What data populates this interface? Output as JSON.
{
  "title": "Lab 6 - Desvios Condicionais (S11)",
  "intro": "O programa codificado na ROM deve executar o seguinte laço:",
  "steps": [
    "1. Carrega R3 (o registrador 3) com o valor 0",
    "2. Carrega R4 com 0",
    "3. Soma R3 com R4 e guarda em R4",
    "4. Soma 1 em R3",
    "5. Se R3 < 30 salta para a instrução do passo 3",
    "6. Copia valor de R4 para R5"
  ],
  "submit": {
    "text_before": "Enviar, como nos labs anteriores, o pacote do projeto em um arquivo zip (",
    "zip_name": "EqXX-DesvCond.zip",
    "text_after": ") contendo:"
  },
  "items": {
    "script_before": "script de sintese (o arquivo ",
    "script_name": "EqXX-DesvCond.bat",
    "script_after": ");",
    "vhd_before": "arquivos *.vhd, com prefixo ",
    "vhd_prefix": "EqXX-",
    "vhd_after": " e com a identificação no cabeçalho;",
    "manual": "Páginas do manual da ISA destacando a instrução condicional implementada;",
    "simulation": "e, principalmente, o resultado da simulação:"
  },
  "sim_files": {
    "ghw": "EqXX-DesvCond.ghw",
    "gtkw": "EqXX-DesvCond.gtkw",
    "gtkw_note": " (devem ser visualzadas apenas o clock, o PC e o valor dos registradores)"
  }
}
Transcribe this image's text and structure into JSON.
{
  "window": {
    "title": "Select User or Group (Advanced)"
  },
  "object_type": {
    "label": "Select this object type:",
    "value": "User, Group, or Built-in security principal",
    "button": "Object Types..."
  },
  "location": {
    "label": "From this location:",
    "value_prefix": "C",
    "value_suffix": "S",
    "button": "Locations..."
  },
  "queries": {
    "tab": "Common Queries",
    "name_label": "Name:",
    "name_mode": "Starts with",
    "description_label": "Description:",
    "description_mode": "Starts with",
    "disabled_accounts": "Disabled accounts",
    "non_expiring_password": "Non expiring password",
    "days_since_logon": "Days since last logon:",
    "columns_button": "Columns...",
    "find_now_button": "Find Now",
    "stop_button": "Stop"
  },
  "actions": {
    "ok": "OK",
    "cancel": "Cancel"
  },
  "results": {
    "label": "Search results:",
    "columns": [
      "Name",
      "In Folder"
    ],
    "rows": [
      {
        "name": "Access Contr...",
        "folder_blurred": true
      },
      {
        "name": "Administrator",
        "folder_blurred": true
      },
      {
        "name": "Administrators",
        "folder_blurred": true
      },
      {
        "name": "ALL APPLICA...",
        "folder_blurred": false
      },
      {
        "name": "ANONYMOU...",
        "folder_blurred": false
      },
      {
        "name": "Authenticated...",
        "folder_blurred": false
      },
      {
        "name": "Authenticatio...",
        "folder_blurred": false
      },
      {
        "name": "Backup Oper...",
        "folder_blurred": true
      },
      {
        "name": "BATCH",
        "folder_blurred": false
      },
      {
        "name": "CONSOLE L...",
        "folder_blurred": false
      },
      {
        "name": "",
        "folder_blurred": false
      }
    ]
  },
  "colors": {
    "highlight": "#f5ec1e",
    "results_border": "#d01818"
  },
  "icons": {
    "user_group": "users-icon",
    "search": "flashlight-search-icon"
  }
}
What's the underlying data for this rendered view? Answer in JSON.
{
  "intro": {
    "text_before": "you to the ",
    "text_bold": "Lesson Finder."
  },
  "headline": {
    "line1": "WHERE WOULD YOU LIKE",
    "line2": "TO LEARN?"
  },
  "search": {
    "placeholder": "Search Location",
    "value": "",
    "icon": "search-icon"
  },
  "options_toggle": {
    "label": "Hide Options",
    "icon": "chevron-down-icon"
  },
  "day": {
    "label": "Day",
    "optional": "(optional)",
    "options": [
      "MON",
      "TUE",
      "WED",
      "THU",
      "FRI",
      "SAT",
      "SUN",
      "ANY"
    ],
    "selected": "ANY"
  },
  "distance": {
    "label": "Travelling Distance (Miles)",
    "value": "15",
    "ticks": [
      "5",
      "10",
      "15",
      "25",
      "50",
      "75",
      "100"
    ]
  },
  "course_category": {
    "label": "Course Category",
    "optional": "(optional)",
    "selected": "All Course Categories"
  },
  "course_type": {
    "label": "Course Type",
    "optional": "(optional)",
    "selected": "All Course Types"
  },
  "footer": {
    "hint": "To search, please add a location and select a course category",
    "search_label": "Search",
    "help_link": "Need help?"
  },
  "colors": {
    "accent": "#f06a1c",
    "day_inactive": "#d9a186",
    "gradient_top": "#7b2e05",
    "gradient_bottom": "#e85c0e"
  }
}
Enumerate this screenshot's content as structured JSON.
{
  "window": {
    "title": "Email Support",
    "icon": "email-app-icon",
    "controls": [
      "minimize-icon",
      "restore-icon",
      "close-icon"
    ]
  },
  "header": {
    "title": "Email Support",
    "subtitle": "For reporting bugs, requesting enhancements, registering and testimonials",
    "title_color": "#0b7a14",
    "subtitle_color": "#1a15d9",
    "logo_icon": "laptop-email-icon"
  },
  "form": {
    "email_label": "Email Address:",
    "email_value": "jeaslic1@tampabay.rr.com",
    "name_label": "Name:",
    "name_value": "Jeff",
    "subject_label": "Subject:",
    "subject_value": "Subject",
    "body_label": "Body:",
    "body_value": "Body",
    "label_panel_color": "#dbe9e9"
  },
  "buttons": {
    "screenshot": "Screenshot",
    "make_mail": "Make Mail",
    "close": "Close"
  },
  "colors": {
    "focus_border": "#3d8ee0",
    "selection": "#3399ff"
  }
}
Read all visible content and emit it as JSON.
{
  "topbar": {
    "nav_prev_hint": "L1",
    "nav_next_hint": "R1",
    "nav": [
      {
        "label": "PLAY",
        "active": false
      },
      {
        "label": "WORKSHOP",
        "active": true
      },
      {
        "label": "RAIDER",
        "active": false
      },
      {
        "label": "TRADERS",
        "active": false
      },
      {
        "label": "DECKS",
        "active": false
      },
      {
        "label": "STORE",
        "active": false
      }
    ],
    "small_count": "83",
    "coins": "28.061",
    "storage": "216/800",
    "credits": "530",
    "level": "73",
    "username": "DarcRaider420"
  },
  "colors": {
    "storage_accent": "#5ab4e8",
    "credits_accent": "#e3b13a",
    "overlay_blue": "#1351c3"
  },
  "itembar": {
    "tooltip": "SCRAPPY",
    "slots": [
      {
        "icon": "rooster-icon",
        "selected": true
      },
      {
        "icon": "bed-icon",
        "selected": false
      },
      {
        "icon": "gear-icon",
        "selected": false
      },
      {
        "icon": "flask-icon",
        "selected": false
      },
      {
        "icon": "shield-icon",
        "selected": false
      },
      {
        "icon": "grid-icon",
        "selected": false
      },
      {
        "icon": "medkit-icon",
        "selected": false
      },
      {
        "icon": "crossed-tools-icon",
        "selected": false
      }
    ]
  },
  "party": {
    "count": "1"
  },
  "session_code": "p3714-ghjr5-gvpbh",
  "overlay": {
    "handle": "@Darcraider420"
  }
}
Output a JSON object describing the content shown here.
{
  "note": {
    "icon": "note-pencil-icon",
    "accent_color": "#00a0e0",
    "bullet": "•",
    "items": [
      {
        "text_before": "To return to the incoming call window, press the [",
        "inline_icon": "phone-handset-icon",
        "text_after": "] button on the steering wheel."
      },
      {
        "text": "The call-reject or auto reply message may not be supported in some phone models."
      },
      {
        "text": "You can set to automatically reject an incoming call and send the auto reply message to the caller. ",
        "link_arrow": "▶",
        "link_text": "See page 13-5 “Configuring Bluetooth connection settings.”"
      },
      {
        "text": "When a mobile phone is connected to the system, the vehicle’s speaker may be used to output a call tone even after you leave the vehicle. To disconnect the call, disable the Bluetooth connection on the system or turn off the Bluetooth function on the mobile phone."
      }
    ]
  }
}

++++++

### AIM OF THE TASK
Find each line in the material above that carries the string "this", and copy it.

### TASK SOLUTION
What data populates this interface? Output as JSON.
Transcribe this image's text and structure into JSON.
    "label": "Select this object type:",
    "label": "From this location:",
What's the underlying data for this rendered view? Answer in JSON.
Enumerate this screenshot's content as structured JSON.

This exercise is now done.